▶ **Directions**
Every line of the entries below that mentions "voice" is to be copied out.

▶ **Records for the exercise**
Content starts

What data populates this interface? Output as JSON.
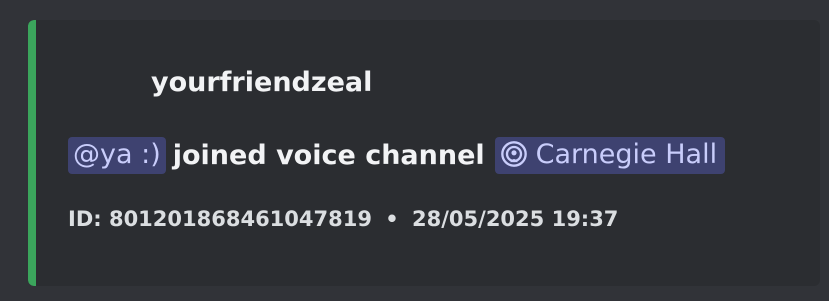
{
  "embed": {
    "accent_color": "#3ba55c",
    "author": "yourfriendzeal",
    "description": {
      "user_mention": "@ya :)",
      "action": "joined voice channel",
      "channel_icon": "voice-stage-icon",
      "channel_name": "Carnegie Hall"
    },
    "footer": {
      "id_text": "ID: 801201868461047819",
      "separator": "•",
      "timestamp": "28/05/2025 19:37"
    }
  }
}
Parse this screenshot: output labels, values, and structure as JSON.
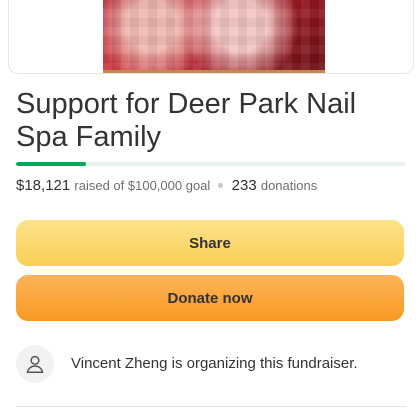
{
  "campaign": {
    "title": "Support for Deer Park Nail Spa Family",
    "progress_fraction": 0.181
  },
  "stats": {
    "raised": "$18,121",
    "raised_suffix": "raised of $100,000 goal",
    "donations_count": "233",
    "donations_label": "donations"
  },
  "actions": {
    "share_label": "Share",
    "donate_label": "Donate now"
  },
  "organizer": {
    "text": "Vincent Zheng is organizing this fundraiser.",
    "icon": "user-icon"
  },
  "colors": {
    "progress": "#02a95c",
    "share_button": "#f9cf55",
    "donate_button": "#f89a22"
  }
}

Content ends

▶ **Task answer**
      "action": "joined voice channel",
      "channel_icon": "voice-stage-icon",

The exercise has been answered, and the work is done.